_PROBLEM TO WORK ON:_
Show all lines from the data that include the word "假阴线公式".

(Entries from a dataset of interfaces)
------------------------------------
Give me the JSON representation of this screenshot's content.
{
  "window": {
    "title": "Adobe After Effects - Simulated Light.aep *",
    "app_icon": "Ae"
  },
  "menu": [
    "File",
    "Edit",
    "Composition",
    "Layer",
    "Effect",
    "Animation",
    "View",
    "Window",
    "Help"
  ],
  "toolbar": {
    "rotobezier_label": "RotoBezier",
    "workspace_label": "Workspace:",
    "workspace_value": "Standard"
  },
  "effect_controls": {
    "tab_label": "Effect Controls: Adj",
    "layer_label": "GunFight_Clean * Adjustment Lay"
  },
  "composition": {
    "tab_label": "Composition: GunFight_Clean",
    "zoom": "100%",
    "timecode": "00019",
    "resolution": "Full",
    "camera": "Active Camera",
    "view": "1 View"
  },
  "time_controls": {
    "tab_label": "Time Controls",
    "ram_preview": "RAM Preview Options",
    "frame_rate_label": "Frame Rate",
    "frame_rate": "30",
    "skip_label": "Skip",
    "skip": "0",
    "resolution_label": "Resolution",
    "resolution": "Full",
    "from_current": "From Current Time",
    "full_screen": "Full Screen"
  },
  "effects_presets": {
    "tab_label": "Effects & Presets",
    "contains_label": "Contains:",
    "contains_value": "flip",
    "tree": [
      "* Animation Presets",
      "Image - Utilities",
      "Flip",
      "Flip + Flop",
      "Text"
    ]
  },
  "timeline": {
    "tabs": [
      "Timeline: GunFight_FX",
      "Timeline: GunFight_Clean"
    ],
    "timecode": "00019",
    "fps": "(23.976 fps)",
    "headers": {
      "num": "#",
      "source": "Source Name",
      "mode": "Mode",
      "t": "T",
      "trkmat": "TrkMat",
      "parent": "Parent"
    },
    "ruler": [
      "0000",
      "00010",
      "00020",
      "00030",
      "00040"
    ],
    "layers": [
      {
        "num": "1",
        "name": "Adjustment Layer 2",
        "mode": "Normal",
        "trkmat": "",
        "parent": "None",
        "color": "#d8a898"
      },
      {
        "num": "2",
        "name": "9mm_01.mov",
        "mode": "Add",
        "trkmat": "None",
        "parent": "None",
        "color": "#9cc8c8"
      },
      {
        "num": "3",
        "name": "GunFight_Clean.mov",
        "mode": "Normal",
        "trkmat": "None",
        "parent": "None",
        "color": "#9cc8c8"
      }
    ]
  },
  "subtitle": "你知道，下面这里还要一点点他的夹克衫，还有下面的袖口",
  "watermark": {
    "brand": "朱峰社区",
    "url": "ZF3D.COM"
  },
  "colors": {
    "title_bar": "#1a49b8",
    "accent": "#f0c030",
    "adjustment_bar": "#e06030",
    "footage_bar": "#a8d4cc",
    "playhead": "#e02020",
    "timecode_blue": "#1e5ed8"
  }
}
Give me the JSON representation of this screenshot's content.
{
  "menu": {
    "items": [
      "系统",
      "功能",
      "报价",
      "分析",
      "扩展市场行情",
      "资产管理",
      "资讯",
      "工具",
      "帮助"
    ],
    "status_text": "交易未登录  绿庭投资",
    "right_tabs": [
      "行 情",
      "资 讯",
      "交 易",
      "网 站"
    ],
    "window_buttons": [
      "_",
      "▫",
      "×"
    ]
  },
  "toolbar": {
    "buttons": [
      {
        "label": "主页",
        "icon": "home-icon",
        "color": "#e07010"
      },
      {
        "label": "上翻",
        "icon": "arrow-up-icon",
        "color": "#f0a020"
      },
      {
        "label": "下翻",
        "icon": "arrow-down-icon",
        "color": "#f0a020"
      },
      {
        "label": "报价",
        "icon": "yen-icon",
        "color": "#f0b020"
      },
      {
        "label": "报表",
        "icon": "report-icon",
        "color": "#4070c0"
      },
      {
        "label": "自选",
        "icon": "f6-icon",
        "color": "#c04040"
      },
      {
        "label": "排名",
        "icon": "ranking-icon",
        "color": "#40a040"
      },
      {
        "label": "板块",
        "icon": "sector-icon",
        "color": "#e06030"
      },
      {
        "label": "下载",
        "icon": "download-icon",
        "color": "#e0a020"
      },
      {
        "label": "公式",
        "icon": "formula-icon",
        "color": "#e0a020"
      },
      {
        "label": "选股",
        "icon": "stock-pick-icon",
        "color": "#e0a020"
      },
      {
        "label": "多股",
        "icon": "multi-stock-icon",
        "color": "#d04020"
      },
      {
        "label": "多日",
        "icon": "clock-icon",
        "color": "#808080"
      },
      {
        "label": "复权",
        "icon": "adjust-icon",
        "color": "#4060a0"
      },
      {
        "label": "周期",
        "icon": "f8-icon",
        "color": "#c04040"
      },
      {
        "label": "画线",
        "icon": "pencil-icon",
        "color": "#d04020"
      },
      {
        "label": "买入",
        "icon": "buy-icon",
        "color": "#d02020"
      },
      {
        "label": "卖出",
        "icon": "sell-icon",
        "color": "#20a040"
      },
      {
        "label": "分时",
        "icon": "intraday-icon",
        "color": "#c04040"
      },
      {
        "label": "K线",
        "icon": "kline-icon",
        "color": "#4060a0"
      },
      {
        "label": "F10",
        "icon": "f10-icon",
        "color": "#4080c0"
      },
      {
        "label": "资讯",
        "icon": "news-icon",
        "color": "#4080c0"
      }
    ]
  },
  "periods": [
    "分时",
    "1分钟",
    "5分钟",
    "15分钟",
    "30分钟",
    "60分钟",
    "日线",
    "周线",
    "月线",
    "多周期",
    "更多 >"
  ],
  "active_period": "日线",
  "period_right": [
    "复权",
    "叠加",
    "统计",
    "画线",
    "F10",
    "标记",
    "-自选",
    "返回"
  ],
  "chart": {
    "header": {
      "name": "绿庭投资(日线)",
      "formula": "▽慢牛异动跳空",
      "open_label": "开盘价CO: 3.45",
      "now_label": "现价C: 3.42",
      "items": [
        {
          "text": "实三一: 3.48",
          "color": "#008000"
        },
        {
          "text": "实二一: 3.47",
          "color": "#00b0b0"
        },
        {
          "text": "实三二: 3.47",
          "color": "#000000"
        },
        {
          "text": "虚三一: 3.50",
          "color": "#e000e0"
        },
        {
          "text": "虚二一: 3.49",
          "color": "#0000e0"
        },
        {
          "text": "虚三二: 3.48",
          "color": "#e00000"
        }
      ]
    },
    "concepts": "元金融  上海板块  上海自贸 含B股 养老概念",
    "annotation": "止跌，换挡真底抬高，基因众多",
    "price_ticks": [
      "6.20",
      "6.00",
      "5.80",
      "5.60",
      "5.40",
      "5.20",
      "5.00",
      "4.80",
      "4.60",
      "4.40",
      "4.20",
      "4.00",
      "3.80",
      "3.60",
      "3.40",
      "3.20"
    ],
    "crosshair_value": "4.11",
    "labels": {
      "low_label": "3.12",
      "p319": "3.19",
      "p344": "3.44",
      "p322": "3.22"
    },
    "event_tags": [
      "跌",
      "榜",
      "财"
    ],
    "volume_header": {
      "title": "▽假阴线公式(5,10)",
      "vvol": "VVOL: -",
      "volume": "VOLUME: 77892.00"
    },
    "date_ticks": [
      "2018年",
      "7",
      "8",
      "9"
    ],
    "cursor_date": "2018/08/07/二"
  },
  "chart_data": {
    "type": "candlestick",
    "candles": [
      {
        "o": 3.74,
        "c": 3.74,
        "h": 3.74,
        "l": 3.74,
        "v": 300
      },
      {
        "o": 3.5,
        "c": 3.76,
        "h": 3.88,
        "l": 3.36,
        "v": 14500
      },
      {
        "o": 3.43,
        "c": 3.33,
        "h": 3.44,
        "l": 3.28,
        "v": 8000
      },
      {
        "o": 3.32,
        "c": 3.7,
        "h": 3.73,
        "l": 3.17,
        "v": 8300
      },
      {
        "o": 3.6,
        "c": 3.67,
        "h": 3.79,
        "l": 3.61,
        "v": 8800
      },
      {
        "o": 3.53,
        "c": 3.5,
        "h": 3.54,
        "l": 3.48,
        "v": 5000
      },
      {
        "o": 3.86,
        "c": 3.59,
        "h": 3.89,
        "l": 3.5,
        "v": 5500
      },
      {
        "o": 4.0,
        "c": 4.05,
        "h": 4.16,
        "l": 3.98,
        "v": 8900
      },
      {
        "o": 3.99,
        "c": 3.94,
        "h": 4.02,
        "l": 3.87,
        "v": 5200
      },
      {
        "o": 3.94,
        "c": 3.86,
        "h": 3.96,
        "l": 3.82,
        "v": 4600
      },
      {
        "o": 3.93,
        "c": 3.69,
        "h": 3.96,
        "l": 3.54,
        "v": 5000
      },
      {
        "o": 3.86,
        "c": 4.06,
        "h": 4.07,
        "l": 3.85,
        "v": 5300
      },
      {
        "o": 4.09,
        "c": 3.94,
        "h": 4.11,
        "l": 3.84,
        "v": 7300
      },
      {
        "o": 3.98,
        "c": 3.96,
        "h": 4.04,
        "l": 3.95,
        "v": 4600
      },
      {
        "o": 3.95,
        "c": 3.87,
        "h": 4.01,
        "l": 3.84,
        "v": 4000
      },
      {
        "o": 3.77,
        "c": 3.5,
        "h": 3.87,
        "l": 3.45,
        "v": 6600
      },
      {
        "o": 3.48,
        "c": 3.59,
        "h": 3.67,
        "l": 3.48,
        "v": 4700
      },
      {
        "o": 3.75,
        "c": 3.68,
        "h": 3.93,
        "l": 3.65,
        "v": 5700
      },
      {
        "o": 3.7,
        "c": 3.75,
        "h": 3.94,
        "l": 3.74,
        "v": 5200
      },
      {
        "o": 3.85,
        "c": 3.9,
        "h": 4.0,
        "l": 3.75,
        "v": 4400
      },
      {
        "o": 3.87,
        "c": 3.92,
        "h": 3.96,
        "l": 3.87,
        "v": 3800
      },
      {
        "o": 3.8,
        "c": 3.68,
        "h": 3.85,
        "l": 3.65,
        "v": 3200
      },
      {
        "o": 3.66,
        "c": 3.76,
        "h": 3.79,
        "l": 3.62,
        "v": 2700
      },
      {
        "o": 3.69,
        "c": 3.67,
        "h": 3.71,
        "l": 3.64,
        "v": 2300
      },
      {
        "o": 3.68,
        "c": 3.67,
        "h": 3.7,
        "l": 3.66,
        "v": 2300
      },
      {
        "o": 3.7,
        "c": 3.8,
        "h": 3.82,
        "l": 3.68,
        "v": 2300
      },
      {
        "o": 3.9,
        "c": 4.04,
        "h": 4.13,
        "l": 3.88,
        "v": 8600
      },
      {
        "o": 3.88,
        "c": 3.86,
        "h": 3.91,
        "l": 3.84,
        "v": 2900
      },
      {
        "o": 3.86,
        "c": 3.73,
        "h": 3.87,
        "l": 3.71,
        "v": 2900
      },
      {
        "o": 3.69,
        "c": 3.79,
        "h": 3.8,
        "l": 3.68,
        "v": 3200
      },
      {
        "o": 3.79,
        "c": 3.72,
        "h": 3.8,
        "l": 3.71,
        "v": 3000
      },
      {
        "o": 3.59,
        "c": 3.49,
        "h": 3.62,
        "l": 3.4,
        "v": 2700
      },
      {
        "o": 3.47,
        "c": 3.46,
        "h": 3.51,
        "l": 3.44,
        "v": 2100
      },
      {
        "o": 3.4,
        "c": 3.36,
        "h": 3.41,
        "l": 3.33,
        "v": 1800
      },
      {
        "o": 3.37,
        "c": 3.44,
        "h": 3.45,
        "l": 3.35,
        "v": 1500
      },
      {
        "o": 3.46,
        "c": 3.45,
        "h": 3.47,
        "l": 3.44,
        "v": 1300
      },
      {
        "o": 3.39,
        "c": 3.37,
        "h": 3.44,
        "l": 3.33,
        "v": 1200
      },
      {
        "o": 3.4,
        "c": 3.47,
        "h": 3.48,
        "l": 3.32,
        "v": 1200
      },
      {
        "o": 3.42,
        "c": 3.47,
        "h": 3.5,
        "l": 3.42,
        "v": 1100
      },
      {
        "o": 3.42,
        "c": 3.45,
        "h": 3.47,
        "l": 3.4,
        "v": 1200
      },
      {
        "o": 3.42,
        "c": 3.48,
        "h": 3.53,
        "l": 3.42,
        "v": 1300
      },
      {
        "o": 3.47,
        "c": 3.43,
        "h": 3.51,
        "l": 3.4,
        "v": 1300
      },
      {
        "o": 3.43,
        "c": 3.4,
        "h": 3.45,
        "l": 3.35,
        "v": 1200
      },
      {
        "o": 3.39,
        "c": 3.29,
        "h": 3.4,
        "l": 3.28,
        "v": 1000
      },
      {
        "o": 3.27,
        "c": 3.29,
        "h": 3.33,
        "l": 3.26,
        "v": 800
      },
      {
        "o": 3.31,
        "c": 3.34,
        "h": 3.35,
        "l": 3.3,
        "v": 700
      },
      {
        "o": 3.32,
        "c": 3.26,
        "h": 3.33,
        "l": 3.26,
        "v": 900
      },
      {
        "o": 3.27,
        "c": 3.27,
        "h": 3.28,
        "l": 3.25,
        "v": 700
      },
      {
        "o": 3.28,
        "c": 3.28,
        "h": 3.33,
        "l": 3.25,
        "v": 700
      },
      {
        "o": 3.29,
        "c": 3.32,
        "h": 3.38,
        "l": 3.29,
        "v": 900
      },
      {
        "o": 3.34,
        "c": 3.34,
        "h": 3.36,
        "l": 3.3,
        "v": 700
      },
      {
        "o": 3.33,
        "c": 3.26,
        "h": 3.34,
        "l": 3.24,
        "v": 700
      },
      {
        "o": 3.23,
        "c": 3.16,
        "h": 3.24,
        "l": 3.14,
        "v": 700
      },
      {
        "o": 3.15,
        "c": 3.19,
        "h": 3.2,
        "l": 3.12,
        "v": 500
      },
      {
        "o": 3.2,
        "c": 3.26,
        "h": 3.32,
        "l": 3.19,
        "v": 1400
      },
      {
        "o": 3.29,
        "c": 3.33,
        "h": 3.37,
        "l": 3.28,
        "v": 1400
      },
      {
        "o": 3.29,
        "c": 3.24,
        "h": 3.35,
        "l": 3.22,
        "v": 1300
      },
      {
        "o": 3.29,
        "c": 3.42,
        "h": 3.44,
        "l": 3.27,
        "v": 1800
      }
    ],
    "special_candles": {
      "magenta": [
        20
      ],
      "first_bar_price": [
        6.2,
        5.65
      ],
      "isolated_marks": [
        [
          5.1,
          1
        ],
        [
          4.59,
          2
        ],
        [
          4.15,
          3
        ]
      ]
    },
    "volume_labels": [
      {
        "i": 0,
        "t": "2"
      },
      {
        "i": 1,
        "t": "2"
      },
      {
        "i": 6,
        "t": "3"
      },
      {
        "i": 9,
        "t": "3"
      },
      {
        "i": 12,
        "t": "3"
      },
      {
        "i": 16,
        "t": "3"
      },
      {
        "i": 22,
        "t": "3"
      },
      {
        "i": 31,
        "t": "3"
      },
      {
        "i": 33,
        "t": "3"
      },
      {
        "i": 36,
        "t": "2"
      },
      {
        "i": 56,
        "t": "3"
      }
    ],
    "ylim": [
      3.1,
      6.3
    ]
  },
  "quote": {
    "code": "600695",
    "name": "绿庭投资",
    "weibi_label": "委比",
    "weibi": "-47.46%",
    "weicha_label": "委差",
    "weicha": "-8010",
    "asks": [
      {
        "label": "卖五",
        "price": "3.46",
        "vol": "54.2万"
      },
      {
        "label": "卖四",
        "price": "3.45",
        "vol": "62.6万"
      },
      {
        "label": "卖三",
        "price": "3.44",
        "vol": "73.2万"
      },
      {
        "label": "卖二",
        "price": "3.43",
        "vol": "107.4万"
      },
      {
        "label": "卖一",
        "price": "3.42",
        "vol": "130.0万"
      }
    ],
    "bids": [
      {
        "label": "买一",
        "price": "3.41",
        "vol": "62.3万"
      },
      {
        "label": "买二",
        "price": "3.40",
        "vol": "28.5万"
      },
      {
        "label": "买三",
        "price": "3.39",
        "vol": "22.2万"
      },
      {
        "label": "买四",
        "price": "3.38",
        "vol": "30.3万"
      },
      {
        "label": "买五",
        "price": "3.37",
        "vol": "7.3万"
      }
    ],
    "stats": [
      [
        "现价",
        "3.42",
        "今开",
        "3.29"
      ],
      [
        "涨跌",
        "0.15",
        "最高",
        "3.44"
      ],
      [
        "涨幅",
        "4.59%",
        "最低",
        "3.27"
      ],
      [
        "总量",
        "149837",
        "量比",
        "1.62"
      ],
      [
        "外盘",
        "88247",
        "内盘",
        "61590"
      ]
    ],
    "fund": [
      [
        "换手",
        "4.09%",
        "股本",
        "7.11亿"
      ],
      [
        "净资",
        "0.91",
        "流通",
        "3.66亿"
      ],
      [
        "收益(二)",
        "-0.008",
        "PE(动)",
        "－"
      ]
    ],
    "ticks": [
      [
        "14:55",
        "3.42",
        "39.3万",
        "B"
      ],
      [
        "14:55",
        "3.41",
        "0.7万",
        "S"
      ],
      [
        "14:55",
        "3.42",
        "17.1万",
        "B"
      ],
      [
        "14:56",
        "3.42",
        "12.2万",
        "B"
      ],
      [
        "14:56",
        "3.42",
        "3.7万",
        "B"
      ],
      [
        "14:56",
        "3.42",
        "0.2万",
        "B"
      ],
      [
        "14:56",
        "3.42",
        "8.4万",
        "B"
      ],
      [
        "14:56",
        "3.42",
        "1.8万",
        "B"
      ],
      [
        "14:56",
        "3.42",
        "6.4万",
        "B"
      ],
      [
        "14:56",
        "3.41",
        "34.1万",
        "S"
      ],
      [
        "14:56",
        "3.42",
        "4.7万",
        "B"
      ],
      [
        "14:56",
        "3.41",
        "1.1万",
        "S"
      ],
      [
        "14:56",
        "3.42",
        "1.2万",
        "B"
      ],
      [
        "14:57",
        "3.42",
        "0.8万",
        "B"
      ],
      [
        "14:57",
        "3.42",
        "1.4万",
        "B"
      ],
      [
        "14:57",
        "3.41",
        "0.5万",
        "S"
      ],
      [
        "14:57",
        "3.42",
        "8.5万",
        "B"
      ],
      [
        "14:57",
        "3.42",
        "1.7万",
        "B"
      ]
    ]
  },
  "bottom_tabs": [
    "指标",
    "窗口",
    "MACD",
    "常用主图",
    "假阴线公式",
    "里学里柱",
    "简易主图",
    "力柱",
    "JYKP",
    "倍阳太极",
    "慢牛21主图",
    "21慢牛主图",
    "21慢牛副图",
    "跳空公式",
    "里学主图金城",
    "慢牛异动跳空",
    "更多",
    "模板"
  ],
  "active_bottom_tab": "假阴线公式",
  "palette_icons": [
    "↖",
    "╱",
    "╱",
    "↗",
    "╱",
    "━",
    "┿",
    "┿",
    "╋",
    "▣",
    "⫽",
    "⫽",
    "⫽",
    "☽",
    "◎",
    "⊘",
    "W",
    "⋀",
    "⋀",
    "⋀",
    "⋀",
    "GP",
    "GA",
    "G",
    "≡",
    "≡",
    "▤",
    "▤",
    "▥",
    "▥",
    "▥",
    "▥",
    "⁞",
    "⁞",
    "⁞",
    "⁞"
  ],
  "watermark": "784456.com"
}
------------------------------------
_RESPONSE:_
      "title": "▽假阴线公式(5,10)",
    "假阴线公式",
  "active_bottom_tab": "假阴线公式",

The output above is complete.